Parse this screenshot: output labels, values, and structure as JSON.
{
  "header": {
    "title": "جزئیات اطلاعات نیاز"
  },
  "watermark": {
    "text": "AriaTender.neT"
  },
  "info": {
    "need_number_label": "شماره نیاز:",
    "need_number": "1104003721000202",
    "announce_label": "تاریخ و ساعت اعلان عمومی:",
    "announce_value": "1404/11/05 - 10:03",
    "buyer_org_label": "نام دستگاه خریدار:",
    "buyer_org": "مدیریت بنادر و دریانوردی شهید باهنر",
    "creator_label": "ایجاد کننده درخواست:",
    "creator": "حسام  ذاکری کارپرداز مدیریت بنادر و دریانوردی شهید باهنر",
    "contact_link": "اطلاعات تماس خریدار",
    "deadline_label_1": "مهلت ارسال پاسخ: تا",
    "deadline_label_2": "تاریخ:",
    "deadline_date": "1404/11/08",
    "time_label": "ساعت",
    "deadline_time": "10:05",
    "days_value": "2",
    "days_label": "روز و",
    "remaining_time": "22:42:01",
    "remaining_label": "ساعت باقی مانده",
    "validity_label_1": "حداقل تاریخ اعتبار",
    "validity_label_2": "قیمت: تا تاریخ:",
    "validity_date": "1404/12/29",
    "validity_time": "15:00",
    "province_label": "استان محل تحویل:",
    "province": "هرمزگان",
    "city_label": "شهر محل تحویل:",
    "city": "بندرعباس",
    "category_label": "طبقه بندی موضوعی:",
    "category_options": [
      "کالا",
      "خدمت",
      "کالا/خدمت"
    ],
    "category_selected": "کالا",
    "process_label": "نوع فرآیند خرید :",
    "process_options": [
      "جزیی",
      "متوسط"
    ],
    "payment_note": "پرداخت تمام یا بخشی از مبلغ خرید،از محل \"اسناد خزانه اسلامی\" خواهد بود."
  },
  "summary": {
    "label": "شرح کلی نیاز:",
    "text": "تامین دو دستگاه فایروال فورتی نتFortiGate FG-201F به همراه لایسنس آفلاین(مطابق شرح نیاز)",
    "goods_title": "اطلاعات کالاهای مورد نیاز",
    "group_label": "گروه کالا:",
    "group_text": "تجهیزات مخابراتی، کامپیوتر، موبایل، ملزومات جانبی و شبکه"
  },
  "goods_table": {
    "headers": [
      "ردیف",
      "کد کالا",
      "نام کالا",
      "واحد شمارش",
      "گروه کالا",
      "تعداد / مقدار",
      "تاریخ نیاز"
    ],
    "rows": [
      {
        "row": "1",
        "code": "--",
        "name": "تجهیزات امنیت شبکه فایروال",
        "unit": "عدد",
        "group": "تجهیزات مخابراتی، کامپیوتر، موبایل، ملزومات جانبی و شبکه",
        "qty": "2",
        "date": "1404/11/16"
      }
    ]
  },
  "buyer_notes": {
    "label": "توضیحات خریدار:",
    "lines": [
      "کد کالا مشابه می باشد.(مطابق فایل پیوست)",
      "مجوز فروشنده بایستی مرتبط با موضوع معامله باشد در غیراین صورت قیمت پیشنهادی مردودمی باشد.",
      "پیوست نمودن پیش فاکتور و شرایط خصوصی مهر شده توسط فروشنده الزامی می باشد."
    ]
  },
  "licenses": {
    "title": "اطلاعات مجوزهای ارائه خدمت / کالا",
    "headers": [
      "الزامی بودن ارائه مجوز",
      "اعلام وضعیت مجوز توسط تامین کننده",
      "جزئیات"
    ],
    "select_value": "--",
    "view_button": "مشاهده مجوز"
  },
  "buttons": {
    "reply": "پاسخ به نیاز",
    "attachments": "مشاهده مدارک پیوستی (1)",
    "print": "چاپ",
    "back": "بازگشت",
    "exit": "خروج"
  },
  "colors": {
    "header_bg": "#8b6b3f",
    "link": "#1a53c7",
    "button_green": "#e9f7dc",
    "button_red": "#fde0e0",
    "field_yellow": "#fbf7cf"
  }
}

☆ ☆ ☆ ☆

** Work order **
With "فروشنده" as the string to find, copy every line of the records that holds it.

** Your solution **
      "مجوز فروشنده بایستی مرتبط با موضوع معامله باشد در غیراین صورت قیمت پیشنهادی مردودمی باشد.",
      "پیوست نمودن پیش فاکتور و شرایط خصوصی مهر شده توسط فروشنده الزامی می باشد."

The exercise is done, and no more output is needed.